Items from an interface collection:
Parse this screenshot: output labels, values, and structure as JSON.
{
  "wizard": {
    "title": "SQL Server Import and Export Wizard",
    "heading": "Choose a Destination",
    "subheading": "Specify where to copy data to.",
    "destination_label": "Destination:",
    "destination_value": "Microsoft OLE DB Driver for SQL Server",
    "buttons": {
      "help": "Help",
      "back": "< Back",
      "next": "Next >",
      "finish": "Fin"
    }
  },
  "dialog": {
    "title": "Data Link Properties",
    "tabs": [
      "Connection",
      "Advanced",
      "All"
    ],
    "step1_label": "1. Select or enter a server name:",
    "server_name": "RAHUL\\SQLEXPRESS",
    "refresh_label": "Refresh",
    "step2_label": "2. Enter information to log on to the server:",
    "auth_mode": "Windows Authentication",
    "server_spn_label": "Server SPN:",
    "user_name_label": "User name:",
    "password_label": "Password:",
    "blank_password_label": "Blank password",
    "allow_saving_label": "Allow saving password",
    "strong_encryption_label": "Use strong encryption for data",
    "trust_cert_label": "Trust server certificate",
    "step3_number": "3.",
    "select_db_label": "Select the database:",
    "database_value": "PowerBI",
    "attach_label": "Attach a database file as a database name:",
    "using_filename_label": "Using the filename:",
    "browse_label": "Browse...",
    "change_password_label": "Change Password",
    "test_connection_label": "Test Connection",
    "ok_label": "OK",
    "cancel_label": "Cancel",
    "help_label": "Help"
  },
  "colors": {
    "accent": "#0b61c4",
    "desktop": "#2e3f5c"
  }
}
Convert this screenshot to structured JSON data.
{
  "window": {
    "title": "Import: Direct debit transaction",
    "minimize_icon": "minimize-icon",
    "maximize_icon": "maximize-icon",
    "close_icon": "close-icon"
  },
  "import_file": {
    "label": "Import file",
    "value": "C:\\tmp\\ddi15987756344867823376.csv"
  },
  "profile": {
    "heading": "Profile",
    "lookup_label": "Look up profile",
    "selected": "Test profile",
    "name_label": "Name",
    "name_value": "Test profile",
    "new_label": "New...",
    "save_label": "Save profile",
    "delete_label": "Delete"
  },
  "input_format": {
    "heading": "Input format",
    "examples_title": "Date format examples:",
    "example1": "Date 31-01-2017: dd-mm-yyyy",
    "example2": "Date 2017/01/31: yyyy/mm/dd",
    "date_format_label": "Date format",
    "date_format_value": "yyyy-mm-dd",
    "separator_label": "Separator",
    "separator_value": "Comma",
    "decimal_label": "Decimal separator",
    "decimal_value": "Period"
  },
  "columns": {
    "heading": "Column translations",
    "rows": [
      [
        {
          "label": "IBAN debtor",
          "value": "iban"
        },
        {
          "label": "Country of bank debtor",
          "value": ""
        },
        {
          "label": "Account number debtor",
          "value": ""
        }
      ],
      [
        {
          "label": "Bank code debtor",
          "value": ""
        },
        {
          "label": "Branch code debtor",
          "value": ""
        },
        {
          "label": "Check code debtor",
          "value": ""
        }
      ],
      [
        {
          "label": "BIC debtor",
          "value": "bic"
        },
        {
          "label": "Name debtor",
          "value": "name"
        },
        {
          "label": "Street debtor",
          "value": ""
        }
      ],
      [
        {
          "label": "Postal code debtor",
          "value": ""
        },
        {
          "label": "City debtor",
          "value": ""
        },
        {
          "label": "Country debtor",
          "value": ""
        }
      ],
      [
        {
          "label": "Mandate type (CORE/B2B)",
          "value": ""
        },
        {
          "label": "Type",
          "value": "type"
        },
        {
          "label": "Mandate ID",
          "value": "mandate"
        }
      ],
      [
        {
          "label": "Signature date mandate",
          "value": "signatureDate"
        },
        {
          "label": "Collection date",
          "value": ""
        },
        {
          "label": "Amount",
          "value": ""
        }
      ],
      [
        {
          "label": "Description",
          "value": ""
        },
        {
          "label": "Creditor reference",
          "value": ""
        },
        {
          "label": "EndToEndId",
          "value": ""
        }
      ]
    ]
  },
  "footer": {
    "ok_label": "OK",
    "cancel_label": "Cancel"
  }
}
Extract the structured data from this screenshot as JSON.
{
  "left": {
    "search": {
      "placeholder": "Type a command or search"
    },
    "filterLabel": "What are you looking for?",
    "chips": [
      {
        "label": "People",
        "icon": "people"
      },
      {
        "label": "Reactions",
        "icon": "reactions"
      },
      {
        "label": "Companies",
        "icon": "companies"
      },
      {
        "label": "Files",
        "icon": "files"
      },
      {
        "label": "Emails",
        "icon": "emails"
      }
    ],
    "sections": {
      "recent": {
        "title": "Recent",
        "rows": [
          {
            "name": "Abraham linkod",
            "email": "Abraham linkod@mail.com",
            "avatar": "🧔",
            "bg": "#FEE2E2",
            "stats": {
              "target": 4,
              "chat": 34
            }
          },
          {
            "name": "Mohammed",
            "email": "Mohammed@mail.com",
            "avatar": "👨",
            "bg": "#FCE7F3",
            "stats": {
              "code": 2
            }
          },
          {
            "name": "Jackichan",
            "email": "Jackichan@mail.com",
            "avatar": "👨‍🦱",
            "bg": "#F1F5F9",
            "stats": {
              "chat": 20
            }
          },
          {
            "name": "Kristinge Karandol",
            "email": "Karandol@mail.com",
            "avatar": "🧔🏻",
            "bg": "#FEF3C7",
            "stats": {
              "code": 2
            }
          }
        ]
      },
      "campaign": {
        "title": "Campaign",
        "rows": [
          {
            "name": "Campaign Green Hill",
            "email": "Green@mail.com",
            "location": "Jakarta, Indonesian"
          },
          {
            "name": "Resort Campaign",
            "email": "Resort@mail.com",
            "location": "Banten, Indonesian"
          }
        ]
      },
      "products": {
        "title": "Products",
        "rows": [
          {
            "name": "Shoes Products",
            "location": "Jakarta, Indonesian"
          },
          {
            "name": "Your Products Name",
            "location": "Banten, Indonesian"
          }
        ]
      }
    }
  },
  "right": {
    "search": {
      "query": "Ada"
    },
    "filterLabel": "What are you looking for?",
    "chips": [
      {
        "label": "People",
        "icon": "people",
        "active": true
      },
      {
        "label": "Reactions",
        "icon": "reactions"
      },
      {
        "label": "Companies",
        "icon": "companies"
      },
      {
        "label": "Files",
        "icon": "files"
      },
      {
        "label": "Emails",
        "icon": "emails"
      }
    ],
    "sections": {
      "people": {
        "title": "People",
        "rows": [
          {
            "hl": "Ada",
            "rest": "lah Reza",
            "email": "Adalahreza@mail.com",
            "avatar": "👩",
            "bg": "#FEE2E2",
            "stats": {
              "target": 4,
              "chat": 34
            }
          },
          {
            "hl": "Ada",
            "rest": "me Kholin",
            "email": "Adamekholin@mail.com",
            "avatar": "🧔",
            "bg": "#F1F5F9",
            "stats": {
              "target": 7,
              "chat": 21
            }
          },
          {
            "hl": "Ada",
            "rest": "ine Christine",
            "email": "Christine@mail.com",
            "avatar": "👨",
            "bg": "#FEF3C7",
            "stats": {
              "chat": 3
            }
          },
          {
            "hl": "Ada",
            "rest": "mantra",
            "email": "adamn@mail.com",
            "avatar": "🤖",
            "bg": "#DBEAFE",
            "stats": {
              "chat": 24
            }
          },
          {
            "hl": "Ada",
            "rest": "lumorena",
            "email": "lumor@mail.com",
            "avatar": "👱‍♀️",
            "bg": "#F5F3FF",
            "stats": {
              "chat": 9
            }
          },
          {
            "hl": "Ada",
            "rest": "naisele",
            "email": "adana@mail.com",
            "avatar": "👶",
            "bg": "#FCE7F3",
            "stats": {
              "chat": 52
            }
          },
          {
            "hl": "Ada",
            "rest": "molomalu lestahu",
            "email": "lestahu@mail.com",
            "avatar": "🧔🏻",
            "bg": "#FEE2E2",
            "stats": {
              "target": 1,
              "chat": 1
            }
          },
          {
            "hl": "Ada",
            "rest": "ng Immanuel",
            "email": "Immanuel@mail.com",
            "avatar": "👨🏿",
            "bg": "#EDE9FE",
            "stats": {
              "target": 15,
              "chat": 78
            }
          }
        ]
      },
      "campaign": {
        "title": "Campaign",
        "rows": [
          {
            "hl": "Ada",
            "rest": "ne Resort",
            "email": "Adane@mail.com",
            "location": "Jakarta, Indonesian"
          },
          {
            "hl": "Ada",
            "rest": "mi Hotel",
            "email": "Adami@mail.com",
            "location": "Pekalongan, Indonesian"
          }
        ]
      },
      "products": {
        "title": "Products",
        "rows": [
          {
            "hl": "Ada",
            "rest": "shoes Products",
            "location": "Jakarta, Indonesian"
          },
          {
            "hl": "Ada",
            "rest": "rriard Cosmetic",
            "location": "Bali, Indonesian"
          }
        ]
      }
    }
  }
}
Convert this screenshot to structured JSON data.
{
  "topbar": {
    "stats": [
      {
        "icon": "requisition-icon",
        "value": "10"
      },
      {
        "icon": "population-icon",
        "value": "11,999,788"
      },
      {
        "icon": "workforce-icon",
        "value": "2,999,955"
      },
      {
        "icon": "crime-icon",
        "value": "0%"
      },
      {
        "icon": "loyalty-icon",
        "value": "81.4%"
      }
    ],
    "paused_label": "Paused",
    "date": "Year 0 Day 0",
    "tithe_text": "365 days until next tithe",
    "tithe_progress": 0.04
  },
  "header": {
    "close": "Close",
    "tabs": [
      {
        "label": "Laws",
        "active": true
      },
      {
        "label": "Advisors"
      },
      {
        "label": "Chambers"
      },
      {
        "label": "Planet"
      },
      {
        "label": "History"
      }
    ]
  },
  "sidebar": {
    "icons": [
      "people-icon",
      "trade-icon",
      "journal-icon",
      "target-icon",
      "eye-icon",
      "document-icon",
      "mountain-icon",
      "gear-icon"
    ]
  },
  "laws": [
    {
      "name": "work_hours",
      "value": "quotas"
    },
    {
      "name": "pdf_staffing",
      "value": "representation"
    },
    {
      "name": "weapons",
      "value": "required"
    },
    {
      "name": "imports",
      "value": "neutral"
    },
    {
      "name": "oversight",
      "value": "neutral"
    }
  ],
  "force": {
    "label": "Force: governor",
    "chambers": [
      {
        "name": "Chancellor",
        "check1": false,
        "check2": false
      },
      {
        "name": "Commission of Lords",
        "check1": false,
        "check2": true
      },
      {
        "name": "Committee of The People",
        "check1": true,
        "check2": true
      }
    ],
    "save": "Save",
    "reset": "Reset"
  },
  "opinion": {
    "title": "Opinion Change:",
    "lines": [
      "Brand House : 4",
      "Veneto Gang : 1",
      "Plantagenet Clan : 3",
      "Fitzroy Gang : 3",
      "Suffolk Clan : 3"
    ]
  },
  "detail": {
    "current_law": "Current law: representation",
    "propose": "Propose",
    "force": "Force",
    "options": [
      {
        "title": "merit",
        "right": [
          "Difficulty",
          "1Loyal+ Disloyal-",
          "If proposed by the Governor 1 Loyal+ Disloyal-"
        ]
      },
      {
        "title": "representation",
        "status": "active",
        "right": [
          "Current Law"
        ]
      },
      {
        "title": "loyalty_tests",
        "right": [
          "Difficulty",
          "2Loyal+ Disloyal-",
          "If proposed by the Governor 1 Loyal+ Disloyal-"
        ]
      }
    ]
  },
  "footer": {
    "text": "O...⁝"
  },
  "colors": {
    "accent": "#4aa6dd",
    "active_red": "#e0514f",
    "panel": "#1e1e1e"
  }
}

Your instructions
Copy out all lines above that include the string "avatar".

Output for this task
            "avatar": "🧔",
            "avatar": "👨",
            "avatar": "👨‍🦱",
            "avatar": "🧔🏻",
            "avatar": "👩",
            "avatar": "🧔",
            "avatar": "👨",
            "avatar": "🤖",
            "avatar": "👱‍♀️",
            "avatar": "👶",
            "avatar": "🧔🏻",
            "avatar": "👨🏿",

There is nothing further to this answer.